→ WHAT IS EXPECTED
Would you write the data out once more, exactly as it is?

Dataset rows describing interfaces:
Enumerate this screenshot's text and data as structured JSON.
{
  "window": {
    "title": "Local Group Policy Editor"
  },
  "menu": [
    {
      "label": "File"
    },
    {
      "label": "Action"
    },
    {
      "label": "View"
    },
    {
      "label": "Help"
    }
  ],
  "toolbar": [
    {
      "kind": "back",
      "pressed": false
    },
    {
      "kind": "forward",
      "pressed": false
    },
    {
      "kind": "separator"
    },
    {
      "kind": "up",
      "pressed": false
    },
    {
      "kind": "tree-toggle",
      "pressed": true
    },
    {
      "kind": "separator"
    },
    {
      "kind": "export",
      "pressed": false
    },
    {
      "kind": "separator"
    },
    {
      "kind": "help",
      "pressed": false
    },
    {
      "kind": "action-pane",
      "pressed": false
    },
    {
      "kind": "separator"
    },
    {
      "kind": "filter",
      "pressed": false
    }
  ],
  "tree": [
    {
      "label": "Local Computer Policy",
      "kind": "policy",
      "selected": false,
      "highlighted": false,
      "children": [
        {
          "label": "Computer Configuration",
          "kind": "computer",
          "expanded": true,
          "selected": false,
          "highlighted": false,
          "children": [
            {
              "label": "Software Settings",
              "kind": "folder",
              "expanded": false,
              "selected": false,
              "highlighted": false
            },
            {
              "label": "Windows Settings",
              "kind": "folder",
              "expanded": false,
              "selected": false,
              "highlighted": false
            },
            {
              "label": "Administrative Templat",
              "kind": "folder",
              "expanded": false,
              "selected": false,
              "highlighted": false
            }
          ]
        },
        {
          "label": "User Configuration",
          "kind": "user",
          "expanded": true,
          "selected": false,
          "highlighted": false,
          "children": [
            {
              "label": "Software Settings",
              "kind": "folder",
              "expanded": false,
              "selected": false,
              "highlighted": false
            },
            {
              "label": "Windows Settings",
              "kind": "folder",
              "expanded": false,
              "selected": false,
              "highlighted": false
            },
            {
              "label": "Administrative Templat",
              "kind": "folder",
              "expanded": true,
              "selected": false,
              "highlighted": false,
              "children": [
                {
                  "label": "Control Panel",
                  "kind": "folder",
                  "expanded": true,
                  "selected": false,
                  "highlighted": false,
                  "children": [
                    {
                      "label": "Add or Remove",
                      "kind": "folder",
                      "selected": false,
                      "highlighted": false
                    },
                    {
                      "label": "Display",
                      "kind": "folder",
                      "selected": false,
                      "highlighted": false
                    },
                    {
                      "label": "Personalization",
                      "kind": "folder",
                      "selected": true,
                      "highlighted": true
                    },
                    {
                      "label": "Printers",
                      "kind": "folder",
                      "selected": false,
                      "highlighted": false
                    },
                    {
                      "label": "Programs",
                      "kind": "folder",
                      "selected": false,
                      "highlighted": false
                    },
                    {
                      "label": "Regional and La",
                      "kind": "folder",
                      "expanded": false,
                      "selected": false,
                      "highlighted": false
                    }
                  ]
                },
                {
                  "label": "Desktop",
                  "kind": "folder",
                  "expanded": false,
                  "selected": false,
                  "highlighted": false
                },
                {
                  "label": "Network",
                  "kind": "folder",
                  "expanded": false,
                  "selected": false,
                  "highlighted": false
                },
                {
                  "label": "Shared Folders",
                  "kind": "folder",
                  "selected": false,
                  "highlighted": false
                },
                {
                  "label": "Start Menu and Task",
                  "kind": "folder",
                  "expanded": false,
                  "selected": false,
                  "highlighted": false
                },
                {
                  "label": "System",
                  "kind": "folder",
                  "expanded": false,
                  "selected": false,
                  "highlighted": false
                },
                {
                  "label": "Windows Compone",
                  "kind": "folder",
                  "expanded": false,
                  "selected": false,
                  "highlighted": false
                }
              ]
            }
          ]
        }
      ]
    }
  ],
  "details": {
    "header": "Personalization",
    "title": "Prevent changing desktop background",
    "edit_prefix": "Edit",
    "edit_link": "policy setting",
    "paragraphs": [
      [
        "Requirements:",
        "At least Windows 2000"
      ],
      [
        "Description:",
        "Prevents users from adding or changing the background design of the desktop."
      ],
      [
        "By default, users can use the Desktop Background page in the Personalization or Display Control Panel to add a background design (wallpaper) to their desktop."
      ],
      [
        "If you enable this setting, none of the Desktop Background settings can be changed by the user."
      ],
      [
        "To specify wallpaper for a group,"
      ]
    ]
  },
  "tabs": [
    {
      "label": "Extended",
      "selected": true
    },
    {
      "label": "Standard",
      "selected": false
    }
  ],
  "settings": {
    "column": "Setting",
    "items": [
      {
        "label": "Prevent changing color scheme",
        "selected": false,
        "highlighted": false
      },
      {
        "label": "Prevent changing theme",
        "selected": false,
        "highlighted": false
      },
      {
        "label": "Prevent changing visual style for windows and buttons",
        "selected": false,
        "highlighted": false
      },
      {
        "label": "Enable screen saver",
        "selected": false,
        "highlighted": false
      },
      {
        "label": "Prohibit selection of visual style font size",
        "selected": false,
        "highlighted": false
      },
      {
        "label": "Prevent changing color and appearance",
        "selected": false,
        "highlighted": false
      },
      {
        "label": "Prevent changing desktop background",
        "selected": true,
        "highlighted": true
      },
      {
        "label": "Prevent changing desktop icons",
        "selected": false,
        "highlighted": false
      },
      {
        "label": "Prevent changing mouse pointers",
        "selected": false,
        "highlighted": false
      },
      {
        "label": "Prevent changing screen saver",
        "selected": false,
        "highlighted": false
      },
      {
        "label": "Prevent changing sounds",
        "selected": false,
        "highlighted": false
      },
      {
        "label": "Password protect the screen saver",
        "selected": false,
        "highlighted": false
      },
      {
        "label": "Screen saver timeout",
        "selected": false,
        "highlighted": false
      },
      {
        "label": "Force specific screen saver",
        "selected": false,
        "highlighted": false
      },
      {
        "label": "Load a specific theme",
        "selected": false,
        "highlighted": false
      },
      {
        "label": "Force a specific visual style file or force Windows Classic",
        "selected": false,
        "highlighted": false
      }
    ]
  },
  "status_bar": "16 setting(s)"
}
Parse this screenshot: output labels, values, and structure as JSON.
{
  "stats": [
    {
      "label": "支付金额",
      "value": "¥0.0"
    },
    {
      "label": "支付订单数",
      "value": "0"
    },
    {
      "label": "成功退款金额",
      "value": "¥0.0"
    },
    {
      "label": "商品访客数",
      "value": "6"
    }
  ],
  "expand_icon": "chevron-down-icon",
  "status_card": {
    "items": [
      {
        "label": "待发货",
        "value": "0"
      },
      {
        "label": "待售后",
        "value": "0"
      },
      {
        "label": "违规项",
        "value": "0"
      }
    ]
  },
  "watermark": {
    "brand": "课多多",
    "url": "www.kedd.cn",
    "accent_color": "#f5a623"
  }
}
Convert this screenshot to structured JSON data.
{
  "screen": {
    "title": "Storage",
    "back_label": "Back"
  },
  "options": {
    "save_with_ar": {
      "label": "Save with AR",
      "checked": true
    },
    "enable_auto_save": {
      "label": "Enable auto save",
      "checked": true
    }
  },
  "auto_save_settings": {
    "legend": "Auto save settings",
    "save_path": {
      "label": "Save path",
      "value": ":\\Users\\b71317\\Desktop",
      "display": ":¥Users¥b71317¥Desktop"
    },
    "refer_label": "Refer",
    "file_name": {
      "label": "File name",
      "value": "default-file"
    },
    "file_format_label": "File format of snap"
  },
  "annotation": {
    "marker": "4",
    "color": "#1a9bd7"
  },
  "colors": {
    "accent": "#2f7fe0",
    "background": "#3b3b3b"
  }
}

→ TASK SOLUTION
Enumerate this screenshot's text and data as structured JSON.
{
  "window": {
    "title": "Local Group Policy Editor"
  },
  "menu": [
    {
      "label": "File"
    },
    {
      "label": "Action"
    },
    {
      "label": "View"
    },
    {
      "label": "Help"
    }
  ],
  "toolbar": [
    {
      "kind": "back",
      "pressed": false
    },
    {
      "kind": "forward",
      "pressed": false
    },
    {
      "kind": "separator"
    },
    {
      "kind": "up",
      "pressed": false
    },
    {
      "kind": "tree-toggle",
      "pressed": true
    },
    {
      "kind": "separator"
    },
    {
      "kind": "export",
      "pressed": false
    },
    {
      "kind": "separator"
    },
    {
      "kind": "help",
      "pressed": false
    },
    {
      "kind": "action-pane",
      "pressed": false
    },
    {
      "kind": "separator"
    },
    {
      "kind": "filter",
      "pressed": false
    }
  ],
  "tree": [
    {
      "label": "Local Computer Policy",
      "kind": "policy",
      "selected": false,
      "highlighted": false,
      "children": [
        {
          "label": "Computer Configuration",
          "kind": "computer",
          "expanded": true,
          "selected": false,
          "highlighted": false,
          "children": [
            {
              "label": "Software Settings",
              "kind": "folder",
              "expanded": false,
              "selected": false,
              "highlighted": false
            },
            {
              "label": "Windows Settings",
              "kind": "folder",
              "expanded": false,
              "selected": false,
              "highlighted": false
            },
            {
              "label": "Administrative Templat",
              "kind": "folder",
              "expanded": false,
              "selected": false,
              "highlighted": false
            }
          ]
        },
        {
          "label": "User Configuration",
          "kind": "user",
          "expanded": true,
          "selected": false,
          "highlighted": false,
          "children": [
            {
              "label": "Software Settings",
              "kind": "folder",
              "expanded": false,
              "selected": false,
              "highlighted": false
            },
            {
              "label": "Windows Settings",
              "kind": "folder",
              "expanded": false,
              "selected": false,
              "highlighted": false
            },
            {
              "label": "Administrative Templat",
              "kind": "folder",
              "expanded": true,
              "selected": false,
              "highlighted": false,
              "children": [
                {
                  "label": "Control Panel",
                  "kind": "folder",
                  "expanded": true,
                  "selected": false,
                  "highlighted": false,
                  "children": [
                    {
                      "label": "Add or Remove",
                      "kind": "folder",
                      "selected": false,
                      "highlighted": false
                    },
                    {
                      "label": "Display",
                      "kind": "folder",
                      "selected": false,
                      "highlighted": false
                    },
                    {
                      "label": "Personalization",
                      "kind": "folder",
                      "selected": true,
                      "highlighted": true
                    },
                    {
                      "label": "Printers",
                      "kind": "folder",
                      "selected": false,
                      "highlighted": false
                    },
                    {
                      "label": "Programs",
                      "kind": "folder",
                      "selected": false,
                      "highlighted": false
                    },
                    {
                      "label": "Regional and La",
                      "kind": "folder",
                      "expanded": false,
                      "selected": false,
                      "highlighted": false
                    }
                  ]
                },
                {
                  "label": "Desktop",
                  "kind": "folder",
                  "expanded": false,
                  "selected": false,
                  "highlighted": false
                },
                {
                  "label": "Network",
                  "kind": "folder",
                  "expanded": false,
                  "selected": false,
                  "highlighted": false
                },
                {
                  "label": "Shared Folders",
                  "kind": "folder",
                  "selected": false,
                  "highlighted": false
                },
                {
                  "label": "Start Menu and Task",
                  "kind": "folder",
                  "expanded": false,
                  "selected": false,
                  "highlighted": false
                },
                {
                  "label": "System",
                  "kind": "folder",
                  "expanded": false,
                  "selected": false,
                  "highlighted": false
                },
                {
                  "label": "Windows Compone",
                  "kind": "folder",
                  "expanded": false,
                  "selected": false,
                  "highlighted": false
                }
              ]
            }
          ]
        }
      ]
    }
  ],
  "details": {
    "header": "Personalization",
    "title": "Prevent changing desktop background",
    "edit_prefix": "Edit",
    "edit_link": "policy setting",
    "paragraphs": [
      [
        "Requirements:",
        "At least Windows 2000"
      ],
      [
        "Description:",
        "Prevents users from adding or changing the background design of the desktop."
      ],
      [
        "By default, users can use the Desktop Background page in the Personalization or Display Control Panel to add a background design (wallpaper) to their desktop."
      ],
      [
        "If you enable this setting, none of the Desktop Background settings can be changed by the user."
      ],
      [
        "To specify wallpaper for a group,"
      ]
    ]
  },
  "tabs": [
    {
      "label": "Extended",
      "selected": true
    },
    {
      "label": "Standard",
      "selected": false
    }
  ],
  "settings": {
    "column": "Setting",
    "items": [
      {
        "label": "Prevent changing color scheme",
        "selected": false,
        "highlighted": false
      },
      {
        "label": "Prevent changing theme",
        "selected": false,
        "highlighted": false
      },
      {
        "label": "Prevent changing visual style for windows and buttons",
        "selected": false,
        "highlighted": false
      },
      {
        "label": "Enable screen saver",
        "selected": false,
        "highlighted": false
      },
      {
        "label": "Prohibit selection of visual style font size",
        "selected": false,
        "highlighted": false
      },
      {
        "label": "Prevent changing color and appearance",
        "selected": false,
        "highlighted": false
      },
      {
        "label": "Prevent changing desktop background",
        "selected": true,
        "highlighted": true
      },
      {
        "label": "Prevent changing desktop icons",
        "selected": false,
        "highlighted": false
      },
      {
        "label": "Prevent changing mouse pointers",
        "selected": false,
        "highlighted": false
      },
      {
        "label": "Prevent changing screen saver",
        "selected": false,
        "highlighted": false
      },
      {
        "label": "Prevent changing sounds",
        "selected": false,
        "highlighted": false
      },
      {
        "label": "Password protect the screen saver",
        "selected": false,
        "highlighted": false
      },
      {
        "label": "Screen saver timeout",
        "selected": false,
        "highlighted": false
      },
      {
        "label": "Force specific screen saver",
        "selected": false,
        "highlighted": false
      },
      {
        "label": "Load a specific theme",
        "selected": false,
        "highlighted": false
      },
      {
        "label": "Force a specific visual style file or force Windows Classic",
        "selected": false,
        "highlighted": false
      }
    ]
  },
  "status_bar": "16 setting(s)"
}
Parse this screenshot: output labels, values, and structure as JSON.
{
  "stats": [
    {
      "label": "支付金额",
      "value": "¥0.0"
    },
    {
      "label": "支付订单数",
      "value": "0"
    },
    {
      "label": "成功退款金额",
      "value": "¥0.0"
    },
    {
      "label": "商品访客数",
      "value": "6"
    }
  ],
  "expand_icon": "chevron-down-icon",
  "status_card": {
    "items": [
      {
        "label": "待发货",
        "value": "0"
      },
      {
        "label": "待售后",
        "value": "0"
      },
      {
        "label": "违规项",
        "value": "0"
      }
    ]
  },
  "watermark": {
    "brand": "课多多",
    "url": "www.kedd.cn",
    "accent_color": "#f5a623"
  }
}
Convert this screenshot to structured JSON data.
{
  "screen": {
    "title": "Storage",
    "back_label": "Back"
  },
  "options": {
    "save_with_ar": {
      "label": "Save with AR",
      "checked": true
    },
    "enable_auto_save": {
      "label": "Enable auto save",
      "checked": true
    }
  },
  "auto_save_settings": {
    "legend": "Auto save settings",
    "save_path": {
      "label": "Save path",
      "value": ":\\Users\\b71317\\Desktop",
      "display": ":¥Users¥b71317¥Desktop"
    },
    "refer_label": "Refer",
    "file_name": {
      "label": "File name",
      "value": "default-file"
    },
    "file_format_label": "File format of snap"
  },
  "annotation": {
    "marker": "4",
    "color": "#1a9bd7"
  },
  "colors": {
    "accent": "#2f7fe0",
    "background": "#3b3b3b"
  }
}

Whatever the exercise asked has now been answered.